- [Task objective]
In the material below, find every line containing the string "number" and return it.

- [Given records]

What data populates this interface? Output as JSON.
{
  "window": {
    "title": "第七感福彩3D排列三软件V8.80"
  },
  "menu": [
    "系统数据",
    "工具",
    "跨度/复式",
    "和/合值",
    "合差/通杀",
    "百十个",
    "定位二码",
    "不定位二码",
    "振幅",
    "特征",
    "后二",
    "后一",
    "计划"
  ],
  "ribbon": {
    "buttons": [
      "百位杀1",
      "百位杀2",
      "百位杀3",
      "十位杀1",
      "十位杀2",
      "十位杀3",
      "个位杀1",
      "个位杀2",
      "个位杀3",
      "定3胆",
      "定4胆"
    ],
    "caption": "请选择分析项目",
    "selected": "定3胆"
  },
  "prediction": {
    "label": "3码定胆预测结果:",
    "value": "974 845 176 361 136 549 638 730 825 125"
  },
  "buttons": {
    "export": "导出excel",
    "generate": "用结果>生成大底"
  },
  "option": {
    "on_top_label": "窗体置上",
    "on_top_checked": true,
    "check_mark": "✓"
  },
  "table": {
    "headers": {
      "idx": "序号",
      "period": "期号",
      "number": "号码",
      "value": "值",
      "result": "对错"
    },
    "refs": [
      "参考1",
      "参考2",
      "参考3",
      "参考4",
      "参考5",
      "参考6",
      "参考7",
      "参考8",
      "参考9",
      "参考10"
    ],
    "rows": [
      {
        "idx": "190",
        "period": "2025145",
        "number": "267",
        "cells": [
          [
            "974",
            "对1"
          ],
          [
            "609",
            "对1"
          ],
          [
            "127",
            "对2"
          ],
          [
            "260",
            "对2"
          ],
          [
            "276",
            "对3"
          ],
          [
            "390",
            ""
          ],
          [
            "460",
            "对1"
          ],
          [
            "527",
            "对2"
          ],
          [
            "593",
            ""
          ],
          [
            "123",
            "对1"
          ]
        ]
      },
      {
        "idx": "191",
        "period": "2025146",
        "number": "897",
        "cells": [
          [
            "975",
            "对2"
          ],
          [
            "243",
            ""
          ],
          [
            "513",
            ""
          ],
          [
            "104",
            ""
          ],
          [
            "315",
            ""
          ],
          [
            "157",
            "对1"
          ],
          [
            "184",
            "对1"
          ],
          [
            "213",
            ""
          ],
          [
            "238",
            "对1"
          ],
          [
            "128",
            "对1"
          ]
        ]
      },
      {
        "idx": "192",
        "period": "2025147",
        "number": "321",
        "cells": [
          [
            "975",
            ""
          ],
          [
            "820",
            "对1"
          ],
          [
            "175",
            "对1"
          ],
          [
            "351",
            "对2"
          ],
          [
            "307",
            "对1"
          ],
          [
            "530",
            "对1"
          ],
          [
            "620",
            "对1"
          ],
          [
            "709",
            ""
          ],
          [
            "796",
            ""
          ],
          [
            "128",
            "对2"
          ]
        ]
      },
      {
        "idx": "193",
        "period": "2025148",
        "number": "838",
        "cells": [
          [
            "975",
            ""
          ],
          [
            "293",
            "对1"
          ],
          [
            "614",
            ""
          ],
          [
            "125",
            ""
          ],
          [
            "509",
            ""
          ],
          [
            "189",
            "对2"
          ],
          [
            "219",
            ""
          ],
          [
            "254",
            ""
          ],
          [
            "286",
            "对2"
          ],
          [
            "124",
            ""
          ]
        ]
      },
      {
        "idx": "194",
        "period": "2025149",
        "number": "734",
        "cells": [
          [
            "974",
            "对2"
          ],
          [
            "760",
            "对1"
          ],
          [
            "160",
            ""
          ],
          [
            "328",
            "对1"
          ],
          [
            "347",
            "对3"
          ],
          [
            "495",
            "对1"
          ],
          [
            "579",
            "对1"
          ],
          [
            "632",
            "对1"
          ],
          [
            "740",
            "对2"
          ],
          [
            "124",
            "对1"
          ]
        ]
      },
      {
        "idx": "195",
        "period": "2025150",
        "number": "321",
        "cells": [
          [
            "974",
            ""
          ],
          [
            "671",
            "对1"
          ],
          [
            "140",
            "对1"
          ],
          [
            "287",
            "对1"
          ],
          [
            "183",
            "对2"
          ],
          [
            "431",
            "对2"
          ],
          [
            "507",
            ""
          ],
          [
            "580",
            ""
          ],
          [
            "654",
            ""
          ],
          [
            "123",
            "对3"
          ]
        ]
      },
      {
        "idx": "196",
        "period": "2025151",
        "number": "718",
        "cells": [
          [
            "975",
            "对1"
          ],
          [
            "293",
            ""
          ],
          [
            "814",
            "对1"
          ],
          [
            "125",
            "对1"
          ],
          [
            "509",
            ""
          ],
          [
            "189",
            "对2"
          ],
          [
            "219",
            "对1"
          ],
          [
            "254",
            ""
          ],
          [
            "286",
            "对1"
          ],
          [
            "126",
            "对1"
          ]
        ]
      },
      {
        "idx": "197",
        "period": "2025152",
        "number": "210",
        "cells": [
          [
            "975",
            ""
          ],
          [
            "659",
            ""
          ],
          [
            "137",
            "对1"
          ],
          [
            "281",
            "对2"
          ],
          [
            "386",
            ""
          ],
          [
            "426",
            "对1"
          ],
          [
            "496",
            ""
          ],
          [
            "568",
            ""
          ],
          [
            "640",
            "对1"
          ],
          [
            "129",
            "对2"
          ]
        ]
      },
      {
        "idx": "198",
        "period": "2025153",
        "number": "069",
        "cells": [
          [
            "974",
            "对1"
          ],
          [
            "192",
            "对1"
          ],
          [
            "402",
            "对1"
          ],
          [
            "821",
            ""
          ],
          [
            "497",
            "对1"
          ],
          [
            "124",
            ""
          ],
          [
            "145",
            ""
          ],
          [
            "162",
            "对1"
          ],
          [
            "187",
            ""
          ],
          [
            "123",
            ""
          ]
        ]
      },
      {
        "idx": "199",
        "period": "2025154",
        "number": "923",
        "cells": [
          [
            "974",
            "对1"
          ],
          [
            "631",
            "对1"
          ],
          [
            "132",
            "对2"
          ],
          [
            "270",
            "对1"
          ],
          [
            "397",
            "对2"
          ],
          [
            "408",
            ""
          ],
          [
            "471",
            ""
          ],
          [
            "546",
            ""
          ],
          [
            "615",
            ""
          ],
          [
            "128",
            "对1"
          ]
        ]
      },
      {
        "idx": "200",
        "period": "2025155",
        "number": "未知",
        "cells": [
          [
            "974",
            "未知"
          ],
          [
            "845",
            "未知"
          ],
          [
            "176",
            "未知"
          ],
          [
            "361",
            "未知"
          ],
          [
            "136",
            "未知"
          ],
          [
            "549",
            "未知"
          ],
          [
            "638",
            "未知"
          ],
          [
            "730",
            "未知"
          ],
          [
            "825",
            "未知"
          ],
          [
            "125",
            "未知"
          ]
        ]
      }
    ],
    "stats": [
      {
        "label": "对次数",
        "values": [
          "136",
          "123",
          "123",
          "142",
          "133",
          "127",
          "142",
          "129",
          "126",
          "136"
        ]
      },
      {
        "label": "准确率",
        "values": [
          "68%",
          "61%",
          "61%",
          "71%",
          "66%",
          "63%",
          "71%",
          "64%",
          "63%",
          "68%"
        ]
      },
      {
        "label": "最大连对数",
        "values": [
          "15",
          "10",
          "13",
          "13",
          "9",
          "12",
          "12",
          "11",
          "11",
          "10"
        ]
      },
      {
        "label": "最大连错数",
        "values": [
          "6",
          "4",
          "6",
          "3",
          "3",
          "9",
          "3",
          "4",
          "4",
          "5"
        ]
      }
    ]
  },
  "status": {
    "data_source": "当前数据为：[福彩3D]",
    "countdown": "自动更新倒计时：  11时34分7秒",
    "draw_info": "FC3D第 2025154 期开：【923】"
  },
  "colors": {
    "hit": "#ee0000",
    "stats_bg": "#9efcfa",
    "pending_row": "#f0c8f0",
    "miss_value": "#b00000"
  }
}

- [Exercise result]
      "number": "号码",
        "number": "267",
        "number": "897",
        "number": "321",
        "number": "838",
        "number": "734",
        "number": "321",
        "number": "718",
        "number": "210",
        "number": "069",
        "number": "923",
        "number": "未知",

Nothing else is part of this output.